Your objective ::
Among the entries that follow, tally the lines with the string "title". Give no more than the number.

(Items from an interface collection)
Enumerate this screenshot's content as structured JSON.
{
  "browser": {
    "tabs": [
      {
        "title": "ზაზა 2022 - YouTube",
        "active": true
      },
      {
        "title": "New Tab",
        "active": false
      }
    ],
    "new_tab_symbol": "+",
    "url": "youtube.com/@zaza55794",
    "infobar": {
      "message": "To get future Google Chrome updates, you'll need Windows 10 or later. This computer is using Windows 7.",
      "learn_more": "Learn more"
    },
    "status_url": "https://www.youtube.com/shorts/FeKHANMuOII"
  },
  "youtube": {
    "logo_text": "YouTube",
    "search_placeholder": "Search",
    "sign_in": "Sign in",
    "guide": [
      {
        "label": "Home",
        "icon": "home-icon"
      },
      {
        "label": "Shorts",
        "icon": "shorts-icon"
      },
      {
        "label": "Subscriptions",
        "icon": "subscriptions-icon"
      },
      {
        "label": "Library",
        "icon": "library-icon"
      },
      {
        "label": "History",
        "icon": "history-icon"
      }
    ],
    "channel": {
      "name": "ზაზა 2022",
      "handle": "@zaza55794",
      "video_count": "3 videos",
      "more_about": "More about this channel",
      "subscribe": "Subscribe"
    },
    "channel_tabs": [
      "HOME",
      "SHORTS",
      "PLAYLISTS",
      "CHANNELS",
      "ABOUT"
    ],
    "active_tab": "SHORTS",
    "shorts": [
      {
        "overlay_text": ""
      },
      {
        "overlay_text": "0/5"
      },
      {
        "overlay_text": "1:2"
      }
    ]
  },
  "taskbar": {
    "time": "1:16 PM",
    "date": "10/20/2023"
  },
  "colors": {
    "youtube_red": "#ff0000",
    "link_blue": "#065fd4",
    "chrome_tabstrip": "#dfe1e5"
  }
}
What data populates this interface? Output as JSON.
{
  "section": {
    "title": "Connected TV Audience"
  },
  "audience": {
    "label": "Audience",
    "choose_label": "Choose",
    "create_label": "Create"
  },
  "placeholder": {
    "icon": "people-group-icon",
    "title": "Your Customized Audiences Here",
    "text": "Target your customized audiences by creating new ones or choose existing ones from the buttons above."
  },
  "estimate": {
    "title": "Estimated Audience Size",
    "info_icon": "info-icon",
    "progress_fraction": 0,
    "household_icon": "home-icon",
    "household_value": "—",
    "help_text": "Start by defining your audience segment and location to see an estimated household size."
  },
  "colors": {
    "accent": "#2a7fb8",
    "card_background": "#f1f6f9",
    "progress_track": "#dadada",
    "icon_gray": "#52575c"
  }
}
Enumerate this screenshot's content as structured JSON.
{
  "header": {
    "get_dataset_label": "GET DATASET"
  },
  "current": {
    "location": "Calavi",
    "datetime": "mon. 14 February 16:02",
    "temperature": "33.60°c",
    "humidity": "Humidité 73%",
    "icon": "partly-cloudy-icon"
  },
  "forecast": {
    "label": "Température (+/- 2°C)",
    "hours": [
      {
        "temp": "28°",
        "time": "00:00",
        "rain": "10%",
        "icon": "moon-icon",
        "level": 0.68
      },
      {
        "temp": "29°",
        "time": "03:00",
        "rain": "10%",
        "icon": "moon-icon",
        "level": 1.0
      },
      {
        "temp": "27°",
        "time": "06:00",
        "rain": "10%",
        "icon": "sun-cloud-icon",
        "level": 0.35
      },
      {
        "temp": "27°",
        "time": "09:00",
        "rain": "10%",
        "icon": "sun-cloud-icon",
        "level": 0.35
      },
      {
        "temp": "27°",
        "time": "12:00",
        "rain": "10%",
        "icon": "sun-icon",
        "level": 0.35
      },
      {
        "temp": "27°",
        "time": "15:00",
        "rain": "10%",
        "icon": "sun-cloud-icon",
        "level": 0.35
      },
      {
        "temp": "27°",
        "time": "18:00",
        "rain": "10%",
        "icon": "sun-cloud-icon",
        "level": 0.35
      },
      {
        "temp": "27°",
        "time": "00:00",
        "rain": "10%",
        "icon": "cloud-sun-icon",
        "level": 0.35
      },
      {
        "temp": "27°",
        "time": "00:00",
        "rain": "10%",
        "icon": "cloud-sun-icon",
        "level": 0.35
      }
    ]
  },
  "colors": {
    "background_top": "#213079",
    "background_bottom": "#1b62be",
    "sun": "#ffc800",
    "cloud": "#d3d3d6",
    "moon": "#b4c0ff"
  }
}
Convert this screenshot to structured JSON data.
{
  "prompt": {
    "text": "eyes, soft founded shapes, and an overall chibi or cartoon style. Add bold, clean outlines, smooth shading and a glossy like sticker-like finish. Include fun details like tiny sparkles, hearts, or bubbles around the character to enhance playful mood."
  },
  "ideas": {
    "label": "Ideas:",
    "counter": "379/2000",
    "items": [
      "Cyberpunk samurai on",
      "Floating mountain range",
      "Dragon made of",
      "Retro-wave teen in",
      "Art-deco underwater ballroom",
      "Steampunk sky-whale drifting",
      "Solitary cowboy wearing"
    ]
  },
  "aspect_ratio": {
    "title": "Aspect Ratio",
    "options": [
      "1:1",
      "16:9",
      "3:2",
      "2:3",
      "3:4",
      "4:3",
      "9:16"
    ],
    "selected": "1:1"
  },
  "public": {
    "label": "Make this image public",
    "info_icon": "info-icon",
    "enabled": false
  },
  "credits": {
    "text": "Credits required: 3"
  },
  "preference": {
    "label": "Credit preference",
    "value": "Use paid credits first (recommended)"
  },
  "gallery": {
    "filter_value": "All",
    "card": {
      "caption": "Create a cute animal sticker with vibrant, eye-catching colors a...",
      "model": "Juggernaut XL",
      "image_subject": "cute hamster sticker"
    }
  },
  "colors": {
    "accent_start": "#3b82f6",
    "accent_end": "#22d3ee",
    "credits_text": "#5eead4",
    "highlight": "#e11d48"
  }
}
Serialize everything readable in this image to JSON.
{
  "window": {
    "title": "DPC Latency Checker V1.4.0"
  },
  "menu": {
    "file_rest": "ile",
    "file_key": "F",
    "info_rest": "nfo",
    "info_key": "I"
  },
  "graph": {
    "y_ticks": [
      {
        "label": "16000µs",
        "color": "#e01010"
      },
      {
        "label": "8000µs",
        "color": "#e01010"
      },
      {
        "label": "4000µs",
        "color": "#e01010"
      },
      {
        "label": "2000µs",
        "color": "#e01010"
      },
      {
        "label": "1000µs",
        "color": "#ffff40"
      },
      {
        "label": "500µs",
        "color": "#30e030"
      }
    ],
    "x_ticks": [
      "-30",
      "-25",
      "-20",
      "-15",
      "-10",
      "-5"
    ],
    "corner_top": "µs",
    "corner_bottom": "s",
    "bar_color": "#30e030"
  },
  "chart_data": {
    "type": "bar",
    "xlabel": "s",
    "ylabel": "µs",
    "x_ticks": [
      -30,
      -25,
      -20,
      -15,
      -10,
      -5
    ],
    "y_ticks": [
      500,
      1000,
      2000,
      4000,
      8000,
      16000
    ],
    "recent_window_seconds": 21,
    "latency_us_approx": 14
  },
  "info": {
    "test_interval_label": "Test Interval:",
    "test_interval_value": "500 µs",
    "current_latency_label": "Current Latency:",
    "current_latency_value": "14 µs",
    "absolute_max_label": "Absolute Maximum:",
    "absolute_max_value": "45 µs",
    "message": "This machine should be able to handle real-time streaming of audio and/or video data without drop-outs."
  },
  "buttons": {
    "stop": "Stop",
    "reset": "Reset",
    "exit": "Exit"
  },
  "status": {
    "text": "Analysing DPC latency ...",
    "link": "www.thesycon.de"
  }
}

Answer section ::
7